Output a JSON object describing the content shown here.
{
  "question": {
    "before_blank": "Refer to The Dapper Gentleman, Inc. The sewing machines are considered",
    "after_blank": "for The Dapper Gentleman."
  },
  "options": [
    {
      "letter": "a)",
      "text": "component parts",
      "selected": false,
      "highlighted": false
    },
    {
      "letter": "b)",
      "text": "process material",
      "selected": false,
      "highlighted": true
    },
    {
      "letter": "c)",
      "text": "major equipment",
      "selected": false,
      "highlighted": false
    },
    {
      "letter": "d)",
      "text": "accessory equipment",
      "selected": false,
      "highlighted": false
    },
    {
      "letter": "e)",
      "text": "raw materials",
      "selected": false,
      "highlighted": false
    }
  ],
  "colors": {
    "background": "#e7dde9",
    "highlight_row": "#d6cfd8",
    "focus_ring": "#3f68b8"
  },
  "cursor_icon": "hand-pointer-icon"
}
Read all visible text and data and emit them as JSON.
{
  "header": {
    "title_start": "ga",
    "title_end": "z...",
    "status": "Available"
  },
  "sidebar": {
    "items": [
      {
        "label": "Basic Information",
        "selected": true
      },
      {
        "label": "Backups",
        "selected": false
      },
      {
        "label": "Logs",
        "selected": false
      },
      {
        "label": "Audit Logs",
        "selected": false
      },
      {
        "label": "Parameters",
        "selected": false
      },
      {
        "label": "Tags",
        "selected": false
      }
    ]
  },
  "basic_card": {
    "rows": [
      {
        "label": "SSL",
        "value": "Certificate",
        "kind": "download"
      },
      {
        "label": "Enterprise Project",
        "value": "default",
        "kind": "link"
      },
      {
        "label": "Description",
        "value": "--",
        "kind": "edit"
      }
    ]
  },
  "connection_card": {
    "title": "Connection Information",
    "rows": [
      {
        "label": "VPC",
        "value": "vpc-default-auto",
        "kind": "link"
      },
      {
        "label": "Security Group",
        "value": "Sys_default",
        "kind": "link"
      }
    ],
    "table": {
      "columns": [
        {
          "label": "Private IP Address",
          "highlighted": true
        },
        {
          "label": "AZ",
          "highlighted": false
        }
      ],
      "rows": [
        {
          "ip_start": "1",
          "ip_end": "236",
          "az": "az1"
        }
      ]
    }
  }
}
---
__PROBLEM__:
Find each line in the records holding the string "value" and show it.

__REPLY TO THE EXERCISE__:
        "value": "Certificate",
        "value": "default",
        "value": "--",
        "value": "vpc-default-auto",
        "value": "Sys_default",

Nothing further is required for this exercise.